We started with a soggy morning walk and ended at the Museum’s viewing
window drinking bird-friendly coffee and eating local baked goods.
Our species list for the entire morning:
Great crested Flycatcher
Black and White Warbler
Yellow bellied Sapsucker
Join us on June 13th, June 20th, and/or June 27th for another bird walk.
(We always end our walks with coffee and goodies!)
Shirley Johnson and Alison Wagner have been leading the Early Morning Birds Walks this spring. (Haven’t been on one yet? Come on Sundays at 7:00 a.m.; we will be doing these through June). They post the birds the group observes on a white board here at the museum, and report some of the highlights to us over coffee.
Last week, Alison lead a group despite the snowy weather. Yes, they were successful, observing some dozen or so species.
Today, Shirley reported hearing two barred owls having a “party”, cackling and laughing back and forth to each other.

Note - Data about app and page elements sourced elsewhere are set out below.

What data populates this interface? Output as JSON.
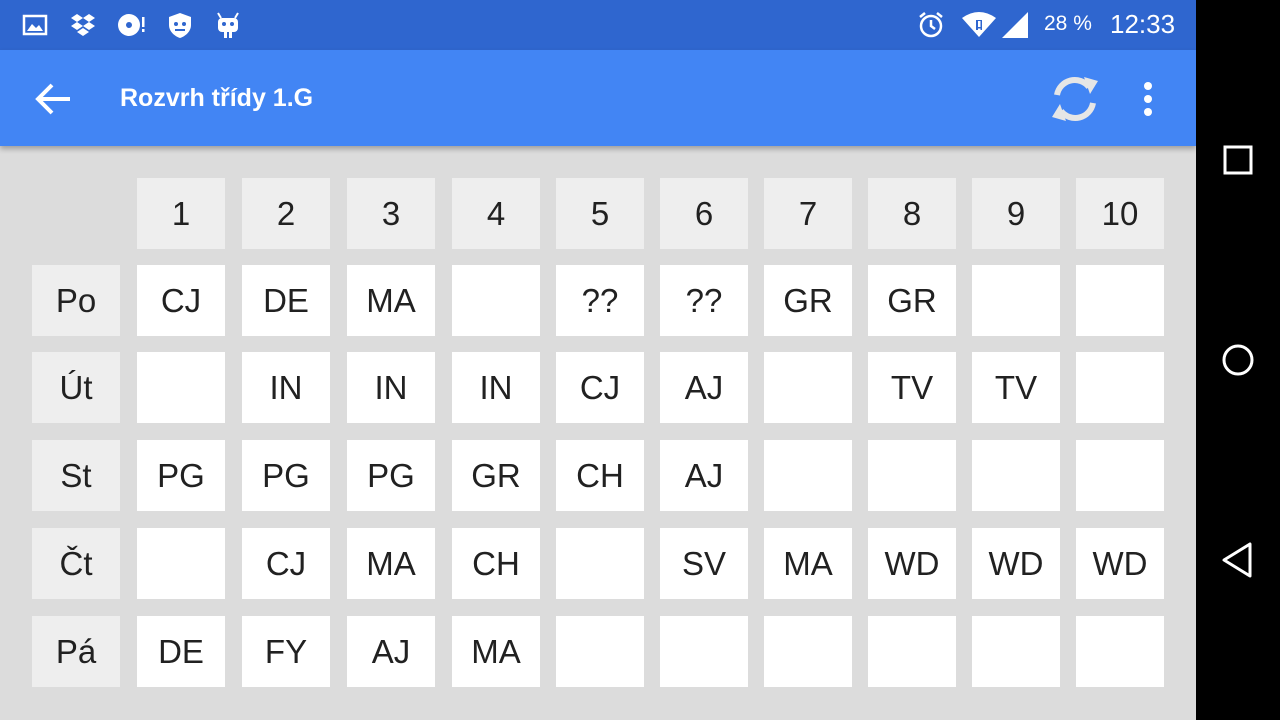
{
  "status_bar": {
    "icons": [
      "image-icon",
      "dropbox-icon",
      "cd-alert-icon",
      "shield-icon",
      "android-icon"
    ],
    "right_icons": [
      "alarm-icon",
      "wifi-icon",
      "signal-icon"
    ],
    "battery": "28 %",
    "time": "12:33"
  },
  "app_bar": {
    "title": "Rozvrh třídy 1.G",
    "back_icon": "arrow-left-icon",
    "refresh_icon": "refresh-icon",
    "overflow_icon": "more-vert-icon"
  },
  "timetable": {
    "periods": [
      "1",
      "2",
      "3",
      "4",
      "5",
      "6",
      "7",
      "8",
      "9",
      "10"
    ],
    "days": [
      {
        "label": "Po",
        "slots": [
          "CJ",
          "DE",
          "MA",
          "",
          "??",
          "??",
          "GR",
          "GR",
          "",
          ""
        ]
      },
      {
        "label": "Út",
        "slots": [
          "",
          "IN",
          "IN",
          "IN",
          "CJ",
          "AJ",
          "",
          "TV",
          "TV",
          ""
        ]
      },
      {
        "label": "St",
        "slots": [
          "PG",
          "PG",
          "PG",
          "GR",
          "CH",
          "AJ",
          "",
          "",
          "",
          ""
        ]
      },
      {
        "label": "Čt",
        "slots": [
          "",
          "CJ",
          "MA",
          "CH",
          "",
          "SV",
          "MA",
          "WD",
          "WD",
          "WD"
        ]
      },
      {
        "label": "Pá",
        "slots": [
          "DE",
          "FY",
          "AJ",
          "MA",
          "",
          "",
          "",
          "",
          "",
          ""
        ]
      }
    ]
  },
  "nav_bar": {
    "buttons": [
      "recents-square-icon",
      "home-circle-icon",
      "back-triangle-icon"
    ]
  },
  "colors": {
    "status_bar": "#2f66cf",
    "app_bar": "#4285f4",
    "background": "#dcdcdc",
    "header_cell": "#eeeeee",
    "slot_cell": "#ffffff"
  }
}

She also said they’d heard a Louisiana Waterthrush, and compared the sounds of that species as recorded by the iFlyer and the Birding by Ear CDs.

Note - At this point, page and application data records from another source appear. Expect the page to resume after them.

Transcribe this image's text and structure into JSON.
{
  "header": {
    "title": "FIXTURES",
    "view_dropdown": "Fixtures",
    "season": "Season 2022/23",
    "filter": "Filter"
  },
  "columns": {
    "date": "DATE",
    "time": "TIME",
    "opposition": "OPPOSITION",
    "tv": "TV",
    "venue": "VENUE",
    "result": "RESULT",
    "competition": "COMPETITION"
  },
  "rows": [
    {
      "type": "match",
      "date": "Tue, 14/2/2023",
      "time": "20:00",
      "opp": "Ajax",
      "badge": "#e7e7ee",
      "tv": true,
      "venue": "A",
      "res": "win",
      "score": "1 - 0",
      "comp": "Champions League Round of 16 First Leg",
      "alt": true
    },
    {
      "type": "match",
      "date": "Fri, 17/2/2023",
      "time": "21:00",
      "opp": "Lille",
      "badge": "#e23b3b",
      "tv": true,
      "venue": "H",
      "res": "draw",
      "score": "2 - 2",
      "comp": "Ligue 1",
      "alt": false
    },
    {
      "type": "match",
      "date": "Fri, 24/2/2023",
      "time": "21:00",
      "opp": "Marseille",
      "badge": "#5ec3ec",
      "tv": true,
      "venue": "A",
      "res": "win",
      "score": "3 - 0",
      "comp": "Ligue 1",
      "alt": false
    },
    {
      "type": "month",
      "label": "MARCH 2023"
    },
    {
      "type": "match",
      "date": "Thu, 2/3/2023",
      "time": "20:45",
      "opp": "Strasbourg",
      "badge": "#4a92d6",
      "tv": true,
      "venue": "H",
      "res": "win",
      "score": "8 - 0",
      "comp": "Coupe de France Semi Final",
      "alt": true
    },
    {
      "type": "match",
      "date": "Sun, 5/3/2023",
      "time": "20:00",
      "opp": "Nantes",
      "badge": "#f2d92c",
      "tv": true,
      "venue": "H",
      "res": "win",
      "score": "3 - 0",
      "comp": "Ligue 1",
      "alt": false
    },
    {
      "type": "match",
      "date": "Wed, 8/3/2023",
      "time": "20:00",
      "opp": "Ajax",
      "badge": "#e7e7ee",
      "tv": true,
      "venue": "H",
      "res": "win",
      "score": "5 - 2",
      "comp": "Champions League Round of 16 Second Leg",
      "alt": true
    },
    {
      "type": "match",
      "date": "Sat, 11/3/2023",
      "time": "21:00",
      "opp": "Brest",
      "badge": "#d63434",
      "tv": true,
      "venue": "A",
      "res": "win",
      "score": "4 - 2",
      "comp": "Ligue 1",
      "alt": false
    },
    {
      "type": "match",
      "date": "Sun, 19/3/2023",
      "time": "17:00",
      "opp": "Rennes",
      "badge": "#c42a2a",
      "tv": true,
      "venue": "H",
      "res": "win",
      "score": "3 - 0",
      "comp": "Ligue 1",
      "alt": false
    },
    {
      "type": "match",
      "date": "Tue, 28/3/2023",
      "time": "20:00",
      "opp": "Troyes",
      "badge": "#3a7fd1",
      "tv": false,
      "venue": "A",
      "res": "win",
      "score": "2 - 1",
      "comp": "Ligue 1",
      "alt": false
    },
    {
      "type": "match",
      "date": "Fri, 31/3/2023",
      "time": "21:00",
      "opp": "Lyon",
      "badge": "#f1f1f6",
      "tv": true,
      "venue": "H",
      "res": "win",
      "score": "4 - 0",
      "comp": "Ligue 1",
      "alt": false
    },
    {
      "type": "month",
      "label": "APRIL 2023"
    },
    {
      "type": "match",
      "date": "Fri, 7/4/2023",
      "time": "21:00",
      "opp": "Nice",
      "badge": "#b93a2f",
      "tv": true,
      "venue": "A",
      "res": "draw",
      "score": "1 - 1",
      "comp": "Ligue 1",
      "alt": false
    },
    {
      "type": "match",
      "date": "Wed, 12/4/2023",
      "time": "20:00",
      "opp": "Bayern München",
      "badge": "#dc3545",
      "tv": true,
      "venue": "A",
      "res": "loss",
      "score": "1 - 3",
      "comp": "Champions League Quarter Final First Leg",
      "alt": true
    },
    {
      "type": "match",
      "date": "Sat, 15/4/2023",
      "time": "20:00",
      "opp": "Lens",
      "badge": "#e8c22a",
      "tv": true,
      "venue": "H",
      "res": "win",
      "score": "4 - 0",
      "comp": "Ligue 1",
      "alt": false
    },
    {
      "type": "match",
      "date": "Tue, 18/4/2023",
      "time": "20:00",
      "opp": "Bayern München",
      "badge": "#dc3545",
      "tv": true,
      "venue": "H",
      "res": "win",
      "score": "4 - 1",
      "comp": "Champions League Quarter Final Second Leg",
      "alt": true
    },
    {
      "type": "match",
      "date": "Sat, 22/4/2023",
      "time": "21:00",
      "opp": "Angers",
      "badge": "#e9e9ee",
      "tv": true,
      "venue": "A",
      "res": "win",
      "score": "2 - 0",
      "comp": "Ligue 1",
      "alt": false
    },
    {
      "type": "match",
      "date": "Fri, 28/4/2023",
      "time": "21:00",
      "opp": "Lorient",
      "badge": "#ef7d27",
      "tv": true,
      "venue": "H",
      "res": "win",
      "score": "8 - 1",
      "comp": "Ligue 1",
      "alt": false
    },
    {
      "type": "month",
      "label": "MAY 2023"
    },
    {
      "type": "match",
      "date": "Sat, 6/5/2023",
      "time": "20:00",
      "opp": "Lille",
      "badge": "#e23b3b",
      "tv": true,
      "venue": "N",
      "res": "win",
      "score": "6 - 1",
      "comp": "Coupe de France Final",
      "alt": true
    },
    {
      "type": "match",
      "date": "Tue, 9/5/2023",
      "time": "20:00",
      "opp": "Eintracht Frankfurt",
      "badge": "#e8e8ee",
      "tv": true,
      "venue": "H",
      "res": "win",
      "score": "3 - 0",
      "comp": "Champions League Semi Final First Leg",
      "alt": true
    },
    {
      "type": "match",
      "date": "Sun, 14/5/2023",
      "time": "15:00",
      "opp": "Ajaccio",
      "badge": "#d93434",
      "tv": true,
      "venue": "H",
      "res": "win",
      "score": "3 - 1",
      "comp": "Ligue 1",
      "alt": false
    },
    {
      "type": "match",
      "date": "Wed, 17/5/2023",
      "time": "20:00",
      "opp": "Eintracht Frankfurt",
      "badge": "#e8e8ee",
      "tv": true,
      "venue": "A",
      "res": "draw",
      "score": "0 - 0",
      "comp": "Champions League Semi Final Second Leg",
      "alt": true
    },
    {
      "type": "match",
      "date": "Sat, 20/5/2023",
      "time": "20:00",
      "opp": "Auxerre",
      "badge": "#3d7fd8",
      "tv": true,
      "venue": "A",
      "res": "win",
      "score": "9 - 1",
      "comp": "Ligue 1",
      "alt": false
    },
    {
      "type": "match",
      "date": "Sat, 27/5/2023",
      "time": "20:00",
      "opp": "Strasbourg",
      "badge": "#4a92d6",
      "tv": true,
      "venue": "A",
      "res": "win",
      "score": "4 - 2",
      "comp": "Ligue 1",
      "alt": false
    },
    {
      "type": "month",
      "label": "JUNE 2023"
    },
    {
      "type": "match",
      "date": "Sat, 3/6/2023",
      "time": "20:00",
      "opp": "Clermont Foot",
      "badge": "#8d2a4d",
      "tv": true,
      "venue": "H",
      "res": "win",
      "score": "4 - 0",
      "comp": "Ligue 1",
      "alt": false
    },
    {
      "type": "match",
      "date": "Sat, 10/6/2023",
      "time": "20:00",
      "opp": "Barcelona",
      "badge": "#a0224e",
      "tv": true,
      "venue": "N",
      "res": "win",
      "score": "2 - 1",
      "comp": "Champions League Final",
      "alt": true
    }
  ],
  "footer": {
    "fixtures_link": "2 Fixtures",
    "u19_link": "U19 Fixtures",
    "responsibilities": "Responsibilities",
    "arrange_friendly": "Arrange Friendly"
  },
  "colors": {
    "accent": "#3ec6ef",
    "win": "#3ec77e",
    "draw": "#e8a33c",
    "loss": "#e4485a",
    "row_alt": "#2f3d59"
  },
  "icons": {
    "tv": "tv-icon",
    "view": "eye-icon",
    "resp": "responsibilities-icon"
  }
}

People have been noting on Twitter and on the radio various signs of spring. We like to look for changing bird plumage, ourselves.
Sometimes there are just hints to start…
In our exhibits, the nesting birds are carved and painted in their breeding plumage; the wetland diorama birds are not. Come by and compare what you’ve seen to the carvings, and learn what to look for! We’re open by appointment until April 30th, then open for regular hours.
On Saturday, February 27th, the Museum is hosting a Tracking Workshop from 1:00 p.m. to 3:00 p.m. with Mike Kessler of UVM. Join us to find out what non-bird animals live in our backyard. Elements of nature observation will be covered. Please dress to be outside; snowshoes are encouraged if we get snow. Suggested donation: $5. Feel free to call with any questions. Appropriate for older kids and adults.
Bob and about 40 friends and members of the Museum celebrated his upcoming 90th birthday with a boat cruise on Lake Champlain. It was wonderful, and many said to me afterwards that this would be a fun thing to do annually.
Our carload arrived really early and we were involved with a rescue operation. Someone saw an eagle land in the water and flap around unable to fly away. The skipper and 4 of us went out looking for this bird, and we searched and searched. We had a net and 4 blankets for the rescue. All we found was a large juvenile gull sitting on a huge dead fish floating on the surface, and he flew off when we came near and then returned as we left. So much for eagles in distress! We had a good laugh.
—from a letter by Ingrid Riga, Curator, to a sponsor of several of the carving exhibits